Are these stories true? I don't know-it doesn't matter! What are true are the composites. This book is funny. It is also humbling. Most important, it is true. It was fun to read. After each chapter, I found myself wearing an undeniable mischievous grin as I scanned the office looking for the person I just read about; this is all in good fun as long as I remember one important thing: I'm in the book and you are too. In my experiences, I've found that a certain animosity always exists between people who work call centers, programmers, Web designers, managers, and the like. Net Slaves reminds us that we are all in this jungle together.
—Neophytos Iacovou, eBenX Inc
Implementing IPSec: Making Security work on VPNs, Internets, and Extranets, Elizabeth Kaufman and Andrew Newman, ISBN 0-471-34467-2 Wiley Computers Publishing, 1999.Organization

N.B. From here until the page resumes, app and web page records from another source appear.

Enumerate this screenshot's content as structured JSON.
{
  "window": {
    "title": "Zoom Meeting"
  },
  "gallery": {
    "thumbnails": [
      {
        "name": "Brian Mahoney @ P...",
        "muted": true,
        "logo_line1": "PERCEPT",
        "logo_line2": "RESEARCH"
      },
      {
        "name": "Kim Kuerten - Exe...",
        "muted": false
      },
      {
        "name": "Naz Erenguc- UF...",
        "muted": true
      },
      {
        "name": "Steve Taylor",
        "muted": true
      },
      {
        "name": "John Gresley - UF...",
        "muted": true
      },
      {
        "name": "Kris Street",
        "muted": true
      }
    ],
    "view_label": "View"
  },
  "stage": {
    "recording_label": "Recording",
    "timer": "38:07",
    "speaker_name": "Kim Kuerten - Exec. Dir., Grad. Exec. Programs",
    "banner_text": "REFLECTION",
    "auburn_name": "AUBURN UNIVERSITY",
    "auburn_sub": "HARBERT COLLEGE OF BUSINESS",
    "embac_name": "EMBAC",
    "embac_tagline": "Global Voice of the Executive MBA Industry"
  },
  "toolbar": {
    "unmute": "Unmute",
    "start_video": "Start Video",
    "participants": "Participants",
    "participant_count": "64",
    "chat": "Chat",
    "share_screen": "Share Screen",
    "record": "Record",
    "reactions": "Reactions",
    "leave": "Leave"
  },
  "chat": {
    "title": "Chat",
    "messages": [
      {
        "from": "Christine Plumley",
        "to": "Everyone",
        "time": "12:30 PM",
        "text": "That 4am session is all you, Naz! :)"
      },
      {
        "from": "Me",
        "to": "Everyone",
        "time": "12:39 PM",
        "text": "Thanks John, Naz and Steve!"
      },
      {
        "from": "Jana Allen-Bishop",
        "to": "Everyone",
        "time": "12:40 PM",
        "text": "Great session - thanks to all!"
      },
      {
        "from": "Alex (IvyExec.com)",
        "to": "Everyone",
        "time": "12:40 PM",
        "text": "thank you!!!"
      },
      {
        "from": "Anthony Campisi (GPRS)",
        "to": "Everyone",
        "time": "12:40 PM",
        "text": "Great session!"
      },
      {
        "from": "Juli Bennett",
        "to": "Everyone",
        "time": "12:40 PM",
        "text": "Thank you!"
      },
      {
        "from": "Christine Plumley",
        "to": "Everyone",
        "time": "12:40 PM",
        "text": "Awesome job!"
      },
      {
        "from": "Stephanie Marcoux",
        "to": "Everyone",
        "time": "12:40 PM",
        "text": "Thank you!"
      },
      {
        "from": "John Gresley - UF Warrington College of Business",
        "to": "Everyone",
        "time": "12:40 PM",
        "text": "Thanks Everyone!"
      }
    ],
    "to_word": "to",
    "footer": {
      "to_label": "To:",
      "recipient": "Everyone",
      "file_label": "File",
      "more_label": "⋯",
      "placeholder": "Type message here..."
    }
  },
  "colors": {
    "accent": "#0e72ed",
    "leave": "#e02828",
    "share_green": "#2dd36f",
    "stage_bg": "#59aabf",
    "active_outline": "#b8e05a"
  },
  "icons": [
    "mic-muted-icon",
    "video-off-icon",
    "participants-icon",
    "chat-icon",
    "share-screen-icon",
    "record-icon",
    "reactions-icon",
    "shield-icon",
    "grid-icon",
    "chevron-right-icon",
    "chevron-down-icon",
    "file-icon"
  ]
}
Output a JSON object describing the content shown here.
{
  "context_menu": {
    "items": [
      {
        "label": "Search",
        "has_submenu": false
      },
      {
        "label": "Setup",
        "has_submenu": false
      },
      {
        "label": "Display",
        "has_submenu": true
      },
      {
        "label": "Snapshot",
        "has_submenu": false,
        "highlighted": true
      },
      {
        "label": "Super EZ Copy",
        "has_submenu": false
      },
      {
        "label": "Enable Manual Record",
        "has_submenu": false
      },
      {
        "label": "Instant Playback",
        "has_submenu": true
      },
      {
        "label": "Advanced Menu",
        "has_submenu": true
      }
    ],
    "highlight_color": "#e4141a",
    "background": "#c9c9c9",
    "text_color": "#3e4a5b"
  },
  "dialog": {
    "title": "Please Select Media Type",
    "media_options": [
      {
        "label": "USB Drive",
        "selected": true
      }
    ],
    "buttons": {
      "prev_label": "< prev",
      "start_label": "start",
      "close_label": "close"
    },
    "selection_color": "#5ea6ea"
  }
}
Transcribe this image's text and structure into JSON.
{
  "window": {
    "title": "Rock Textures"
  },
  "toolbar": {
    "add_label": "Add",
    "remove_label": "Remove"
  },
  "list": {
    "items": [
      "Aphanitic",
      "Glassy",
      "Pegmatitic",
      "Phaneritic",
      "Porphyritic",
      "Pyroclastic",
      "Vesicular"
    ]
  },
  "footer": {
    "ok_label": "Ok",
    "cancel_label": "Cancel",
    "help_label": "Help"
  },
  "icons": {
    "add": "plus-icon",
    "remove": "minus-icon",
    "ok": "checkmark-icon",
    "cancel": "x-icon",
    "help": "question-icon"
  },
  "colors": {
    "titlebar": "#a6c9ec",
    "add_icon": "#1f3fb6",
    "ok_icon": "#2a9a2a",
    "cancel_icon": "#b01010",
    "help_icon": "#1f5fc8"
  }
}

The book is organized into four parts. The first three chapters of Part One should be nothing more than review for anyone who has been in networking for even a short time. Chapter 4, "Encrypting within the Law," analyzes current worldwide regulatory trends for encryption technologies and examines how existing laws will impact your ability to legally purchase and install IPSec products. Included is some good information that may help keep you on the right side of the laws pertaining to encryption. Encryption is an area of potential problems, especially when you are running your network between countries.
Part Two is a primer on the basic technological components of IPSec. Chapter 5, "A Functional Overview of IPv4," and its basic design characteristics should be old news to anyone who is seriously thinking of running any type of encryption on his/her network. Chapter Six is an overview of cryptographic technologies. Chapter 7 "The Basics of IPSec and Public Key Infrastructures (PKIs) Fundamental to Current IPSec Standards," has some good information pertaining to IPSec and its different components, but leaves out an explanation of its two basic modes of operation: transport and tunnel.
Part Three analyzes how and why the IPSec protocols can break existing IP networks, and should provide the reader with some good information. Chapter 8, "What Won't Work with IPSec," describes the root cause of IPsec performance problems and protocol conflicts. Chapter 9, "IPSec and PKI Rollout Considerations," discusses gateway-to-gateway, end host-to-gateway, and end host-to-end host configuration options and explains some of the policy elements of PKI.
Part Four provides some criteria for evaluating vendors and products; this information would be of little interest if you are unfamiliar with writing an RFI. Also included is some reference material, including an appendix, with a complete copy of the IPSec RFC (2401), "Security Architecture for the Internet Protocol." A glossary, which does not offer a description of IPSec, is included as well.Who Should Read This Book
By trying to appeal to the technical as well as the nontechnical reader, the book has missed both. There are areas that will appeal to the reader with a limited networking background, as well as areas for the more technical. However, if you are the type of reader inclined to read the RFCs, you will find very little reason to read the remainder of the book. Overall the book does not provide enough information for any one group. Inclusion of RFC 2401 seems unnecessary considering how easily RFCs can be obtained from the Internet.
—Al Pruitt, CSG Systems, Inc